Daylight savings is known for messing with our circadian rhythms. This means that our whole sleep schedule can get thrown off just by the clocks moving back (or forward) an hour. In order to avoid any additional issues when it comes to getting used to your new sleep schedule, try to avoid any stimulants like caffeine.
Caffeine can keep you from falling asleep at night and can also affect the quality of your sleep. In order to make your transition into daylight savings time a little smoother, try to avoid coffee or soda before and after the clocks fall back.
Get ready for real by setting your clocks back earlier in the day. If there’s one thing that can be confusing about the time change it’s waking up feeling like it should be 9:00 AM and not 8:00 AM.
Set your clocks back an hour the day leading up to the time change. This way you’ll be able to get used to the difference before waking up to it the next day!
Kids seem to take the time change the worst. Young children especially need a solid sleep schedule so the time change can really throw them off. Follow these steps to make sure your kids have an easy transition.
Settle down early. This means really taking the time to prepare your kids for lights out by avoiding too much physical activity close to bedtime. Instead, consider reading a book to your child, playing a movie or even just relaxing together a few hours before bed.

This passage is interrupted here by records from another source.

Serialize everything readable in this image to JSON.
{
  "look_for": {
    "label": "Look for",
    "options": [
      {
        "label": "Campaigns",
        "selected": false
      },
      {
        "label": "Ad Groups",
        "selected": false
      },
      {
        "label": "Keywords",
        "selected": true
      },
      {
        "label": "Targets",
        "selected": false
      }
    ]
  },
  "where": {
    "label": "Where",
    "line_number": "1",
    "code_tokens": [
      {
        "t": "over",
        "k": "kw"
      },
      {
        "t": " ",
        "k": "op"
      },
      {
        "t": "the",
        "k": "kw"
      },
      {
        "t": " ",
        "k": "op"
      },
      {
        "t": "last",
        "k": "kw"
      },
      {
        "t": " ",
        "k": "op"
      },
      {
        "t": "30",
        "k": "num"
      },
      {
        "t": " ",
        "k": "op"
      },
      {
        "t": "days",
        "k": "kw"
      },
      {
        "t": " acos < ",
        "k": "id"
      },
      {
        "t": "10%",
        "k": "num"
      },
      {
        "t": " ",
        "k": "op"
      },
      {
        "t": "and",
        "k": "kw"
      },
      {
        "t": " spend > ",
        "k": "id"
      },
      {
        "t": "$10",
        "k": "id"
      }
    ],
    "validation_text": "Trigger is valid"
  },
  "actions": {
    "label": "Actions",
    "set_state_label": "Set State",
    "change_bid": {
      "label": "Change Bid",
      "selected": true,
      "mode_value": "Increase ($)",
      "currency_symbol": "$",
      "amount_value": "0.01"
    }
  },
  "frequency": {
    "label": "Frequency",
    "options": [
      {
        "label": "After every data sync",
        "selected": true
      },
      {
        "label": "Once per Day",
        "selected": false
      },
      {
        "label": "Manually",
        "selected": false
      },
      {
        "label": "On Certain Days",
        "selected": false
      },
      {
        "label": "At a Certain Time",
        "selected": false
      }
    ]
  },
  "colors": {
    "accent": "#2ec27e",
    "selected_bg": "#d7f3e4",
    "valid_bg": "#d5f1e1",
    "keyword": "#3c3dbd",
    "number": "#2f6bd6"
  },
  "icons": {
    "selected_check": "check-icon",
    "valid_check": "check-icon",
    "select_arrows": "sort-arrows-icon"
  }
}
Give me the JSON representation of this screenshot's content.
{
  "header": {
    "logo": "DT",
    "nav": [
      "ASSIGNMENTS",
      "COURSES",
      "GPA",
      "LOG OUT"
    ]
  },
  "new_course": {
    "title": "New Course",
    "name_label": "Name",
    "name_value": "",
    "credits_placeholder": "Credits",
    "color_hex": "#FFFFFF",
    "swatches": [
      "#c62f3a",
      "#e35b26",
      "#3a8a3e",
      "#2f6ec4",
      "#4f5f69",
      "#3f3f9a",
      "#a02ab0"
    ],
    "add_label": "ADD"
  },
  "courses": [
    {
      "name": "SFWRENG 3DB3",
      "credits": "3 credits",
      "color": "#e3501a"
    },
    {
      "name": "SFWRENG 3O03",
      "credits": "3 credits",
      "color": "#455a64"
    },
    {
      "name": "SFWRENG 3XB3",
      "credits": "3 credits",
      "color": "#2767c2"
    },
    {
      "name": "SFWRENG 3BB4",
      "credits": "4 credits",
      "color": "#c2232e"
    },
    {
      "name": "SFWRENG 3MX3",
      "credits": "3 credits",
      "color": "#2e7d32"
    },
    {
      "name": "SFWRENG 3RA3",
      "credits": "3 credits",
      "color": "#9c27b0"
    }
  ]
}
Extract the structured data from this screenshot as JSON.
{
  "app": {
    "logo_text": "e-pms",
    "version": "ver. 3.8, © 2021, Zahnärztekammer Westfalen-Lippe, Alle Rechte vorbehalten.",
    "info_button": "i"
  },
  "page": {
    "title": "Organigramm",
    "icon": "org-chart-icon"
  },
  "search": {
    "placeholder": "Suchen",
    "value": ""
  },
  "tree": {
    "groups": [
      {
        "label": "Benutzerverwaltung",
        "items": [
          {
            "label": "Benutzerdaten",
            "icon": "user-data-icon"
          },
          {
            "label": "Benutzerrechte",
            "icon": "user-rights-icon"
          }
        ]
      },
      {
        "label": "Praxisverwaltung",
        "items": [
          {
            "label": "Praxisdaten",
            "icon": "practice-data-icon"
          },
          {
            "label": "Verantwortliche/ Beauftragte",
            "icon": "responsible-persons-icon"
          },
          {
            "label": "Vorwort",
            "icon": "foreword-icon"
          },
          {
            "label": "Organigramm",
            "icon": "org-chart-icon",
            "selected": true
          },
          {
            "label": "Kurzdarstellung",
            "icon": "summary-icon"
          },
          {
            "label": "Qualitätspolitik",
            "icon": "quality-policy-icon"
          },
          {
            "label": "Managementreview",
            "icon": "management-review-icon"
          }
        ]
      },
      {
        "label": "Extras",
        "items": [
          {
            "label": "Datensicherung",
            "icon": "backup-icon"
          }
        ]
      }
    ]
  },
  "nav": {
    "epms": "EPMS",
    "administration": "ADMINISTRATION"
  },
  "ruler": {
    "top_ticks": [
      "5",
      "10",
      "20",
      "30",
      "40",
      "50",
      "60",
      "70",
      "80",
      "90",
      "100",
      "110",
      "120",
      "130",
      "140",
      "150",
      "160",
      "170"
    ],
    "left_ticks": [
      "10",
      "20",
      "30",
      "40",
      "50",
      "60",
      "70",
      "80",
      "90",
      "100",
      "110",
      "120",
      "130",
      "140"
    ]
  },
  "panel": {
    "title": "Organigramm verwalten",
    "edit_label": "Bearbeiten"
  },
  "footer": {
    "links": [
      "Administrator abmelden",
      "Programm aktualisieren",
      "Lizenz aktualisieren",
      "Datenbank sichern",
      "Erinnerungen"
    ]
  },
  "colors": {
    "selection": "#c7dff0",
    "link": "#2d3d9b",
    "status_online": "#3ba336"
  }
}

This step ties right in with keeping the nighttime activities calm. Creating a relaxing environment for your children to sleep will help them adjust more easily to the time change. This could be a good time to rearrange their room – so it feels “new”. Make sure your child’s bedroom is dark, cool, comfortable, clutter-free and most importantly–quiet. The more relaxing, the better.
As a parent, you already know. Patience is definitely a virtue. Kids have the hardest time adjusting to the time change. So no matter what, make sure that you’re helping them adjust by being patient and aware of their needs during this time. By following the previous steps, you should have your kids back on track in no time (fingers crossed).
Daylight savings is the perfect time to do some necessary check-ups on your home. Treat this time as a sort of divide in your year to do things you probably want to do bi-annually. Here are some steps for preparing your home for the time change:
All too often we forget to check the batteries in important things like remotes, flashlights and most importantly–smoke alarms! Use this time of preparation to check the batteries of essential household items like these and replace them if necessary.
Fall back can only mean one thing–winter is coming! Get ready.
You can do this by cleaning out your system with a long vacuum hose or with a bristle brush to keep your unit nice and clean for when you use it again in the spring.
As for your heating system, be sure to check your heating vents to see if they’re open and ready to go. You can clean out your furnace the same way you clean out your air conditioning unit–with a long hose or bristle brush.
Like spring cleaning–but for Fall! Consider a deep cleaning or maybe just go through your goods and get rid of some of the things that no longer spark joy.
Whatever you choose to do, cleaning up at the time of daylight savings will have you feeling fresh and ready to go for the winter.
And finally, the most important tip of all. Switching your clocks is the number one way to prepare for the time change this Fall. Fortunately, many cell phones will change the times all on their own but don’t forget to switch your alarm clocks, car clocks, the clocks on your oven and microwave and stove, etc.
Just one forgotten clock could mean leaving late for work or missing your morning workout, so make sure to cover all of your bases!
We, at FIT & NU, hope that these tips will help prepare you, your family and your home for a hassle-free daylight savings switch.
Embrace the changes 2019 has to offer as you prepare for 2020. Happy Holidays!